This is the second blog post from Stanford Media Preservation Lab in our series documenting our progress as we refurbish our ½” reel-to-reel videotape machine. When we left off, we had given our Sony AV-3650 a good cleaning and re-lubricated most of the mechanical workings of the tape transport.
The goal for these next sessions was to remove the old jacks from the machine’s connector panel and replace them with modern jacks that wouldn’t require adapters and could be used with our newer equipment in the video lab. Although the connectors were still functional, they were old and worn from use.
Although much of our time at SMPL is spent digitizing and working with library collections, part of our work involves seeking out legacy equipment that can be refurbished and installed in our labs for use in our reformatting work. In 2011, we were fortunate to find a working ½” EIAJ reel-to-reel videotape machine for sale. Knowing that it would need some work before it could be used, it lay tucked away until we received funding late last year to overhaul the machine and get it working in our lab. This is the first in a series of blog posts documenting our progress as we complete work on the restoration of our Sony AV-3650.
Did you read the news a few months ago about the Riverwalk Jazz archive coming to Stanford? Now the collection of radio shows is available online, featuring two channels of continuous audio streams: http://riverwalkjazz.stanford.edu/.
As fans of the long-running public radio program know, Riverwalk Jazz tells the story of early jazz and blues as it evolved in the first half of the 20th century.
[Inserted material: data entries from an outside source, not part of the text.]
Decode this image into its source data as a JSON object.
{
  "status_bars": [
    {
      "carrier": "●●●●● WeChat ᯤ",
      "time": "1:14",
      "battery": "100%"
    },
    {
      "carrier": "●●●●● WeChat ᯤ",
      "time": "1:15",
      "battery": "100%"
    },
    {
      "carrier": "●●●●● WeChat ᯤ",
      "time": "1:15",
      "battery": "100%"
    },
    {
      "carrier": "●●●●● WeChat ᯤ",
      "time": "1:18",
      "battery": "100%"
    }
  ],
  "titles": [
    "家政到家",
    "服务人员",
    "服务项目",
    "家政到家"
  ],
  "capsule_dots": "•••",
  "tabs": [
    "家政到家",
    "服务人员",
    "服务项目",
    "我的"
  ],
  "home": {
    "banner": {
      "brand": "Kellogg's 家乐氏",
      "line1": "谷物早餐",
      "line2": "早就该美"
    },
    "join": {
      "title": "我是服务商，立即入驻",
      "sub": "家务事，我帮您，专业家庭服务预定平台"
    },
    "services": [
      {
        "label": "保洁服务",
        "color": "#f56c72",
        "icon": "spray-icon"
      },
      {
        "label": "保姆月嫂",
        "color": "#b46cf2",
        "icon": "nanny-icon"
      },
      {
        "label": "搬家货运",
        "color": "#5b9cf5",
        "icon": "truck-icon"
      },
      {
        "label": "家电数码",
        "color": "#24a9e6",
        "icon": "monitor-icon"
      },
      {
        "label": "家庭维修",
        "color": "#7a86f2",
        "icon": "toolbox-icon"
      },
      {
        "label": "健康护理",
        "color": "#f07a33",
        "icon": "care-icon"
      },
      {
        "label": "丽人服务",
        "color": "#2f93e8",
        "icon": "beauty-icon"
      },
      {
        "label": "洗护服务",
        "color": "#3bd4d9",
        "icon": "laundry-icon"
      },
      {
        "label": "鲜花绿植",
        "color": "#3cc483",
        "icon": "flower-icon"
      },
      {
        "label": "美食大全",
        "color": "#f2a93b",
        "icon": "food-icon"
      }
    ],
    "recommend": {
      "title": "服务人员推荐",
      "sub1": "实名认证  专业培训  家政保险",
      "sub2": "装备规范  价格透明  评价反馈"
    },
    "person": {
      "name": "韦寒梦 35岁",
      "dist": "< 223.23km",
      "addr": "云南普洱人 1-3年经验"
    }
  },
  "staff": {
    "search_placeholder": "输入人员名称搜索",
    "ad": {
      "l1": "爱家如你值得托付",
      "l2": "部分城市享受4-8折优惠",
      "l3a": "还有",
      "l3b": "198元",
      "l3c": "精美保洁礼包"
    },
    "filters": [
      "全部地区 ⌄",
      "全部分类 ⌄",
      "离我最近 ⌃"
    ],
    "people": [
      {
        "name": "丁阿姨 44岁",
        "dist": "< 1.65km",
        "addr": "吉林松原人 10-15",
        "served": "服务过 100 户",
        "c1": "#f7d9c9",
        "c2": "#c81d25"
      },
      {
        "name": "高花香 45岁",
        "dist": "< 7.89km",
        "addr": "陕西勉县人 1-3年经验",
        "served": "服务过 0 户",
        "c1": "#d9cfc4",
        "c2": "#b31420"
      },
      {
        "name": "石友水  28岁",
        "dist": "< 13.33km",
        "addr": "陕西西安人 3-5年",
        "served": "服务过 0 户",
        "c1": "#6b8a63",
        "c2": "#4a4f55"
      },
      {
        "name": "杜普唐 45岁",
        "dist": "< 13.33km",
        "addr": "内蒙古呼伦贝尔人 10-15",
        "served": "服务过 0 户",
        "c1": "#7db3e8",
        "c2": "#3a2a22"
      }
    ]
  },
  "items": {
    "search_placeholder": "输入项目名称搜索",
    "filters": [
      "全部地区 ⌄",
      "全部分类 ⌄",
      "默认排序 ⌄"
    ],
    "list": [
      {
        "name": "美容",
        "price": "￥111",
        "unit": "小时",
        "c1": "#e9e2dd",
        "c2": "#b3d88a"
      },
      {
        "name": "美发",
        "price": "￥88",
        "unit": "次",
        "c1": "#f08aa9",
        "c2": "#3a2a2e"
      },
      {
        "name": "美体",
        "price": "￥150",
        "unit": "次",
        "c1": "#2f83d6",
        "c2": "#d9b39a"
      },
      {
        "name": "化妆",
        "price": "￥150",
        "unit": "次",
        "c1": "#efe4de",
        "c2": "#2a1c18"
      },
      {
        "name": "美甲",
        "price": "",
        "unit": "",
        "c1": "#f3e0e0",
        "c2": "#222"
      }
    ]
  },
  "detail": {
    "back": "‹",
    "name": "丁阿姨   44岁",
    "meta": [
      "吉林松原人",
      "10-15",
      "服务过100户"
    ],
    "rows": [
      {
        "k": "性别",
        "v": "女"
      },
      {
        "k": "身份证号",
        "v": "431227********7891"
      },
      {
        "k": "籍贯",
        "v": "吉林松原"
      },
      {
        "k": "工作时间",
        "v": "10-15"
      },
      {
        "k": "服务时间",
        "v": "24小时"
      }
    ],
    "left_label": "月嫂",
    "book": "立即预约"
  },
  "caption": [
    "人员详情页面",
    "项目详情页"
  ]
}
Using rich narrative, oral histories and interviews, clips of historic musical recordings, and live musical performances by the Jim Cullum Jazz Band, each radio show entertains and educates its listeners, promoting classic jazz music and an appreciation for its place in history. With this new web site, the series of programs is presented by the Stanford Archive of Recorded Sound as an incomparable research collection for use by jazz scholars and fans alike.
What's the first name you think of when considering the development of electronic music? Edgard Varèse? John Cage? Karlheinz Stockhausen? Now how about computer music? Max Mathews should be at the top of your list. While at Bell Laboratories in 1957, Mathews wrote the program MUSIC, ushering in an era of digital synthesis and composition. MUSIC went through many iterations, but its lasting influence can be seen in contemporary programs such as Max/MSP, itself named after the late pioneer.
Mathews' connection to Stanford is through the Department of Music and the Center for Computer Research in Music and Acoustics. Named a Professor of Music (Research) in 1985, Mathews continued pursuing digital sound synthesis techniques until his death on April 21, 2011. Although his recorded output is small, his contribution to the genre is no less important; he rightfully stands side by side with more prominent names on this illustrious compilation featuring the "early gurus of electronic music".
His archives, which includes papers, digital files, video, and audio recordings, was acquired by University Archives earlier this year by way of Jerry McBride, Head Librarian of the Music Library. Once the finding aid was complete, the Stanford Media Preservation Lab took on the reformatting duties for the media portion. Part of the work will be completed in our lab over the coming month, while the rest will be outsourced to a vendor.
All of the digital files will be available to the world in the not too distant future. Until then, here's a sample of what to expect.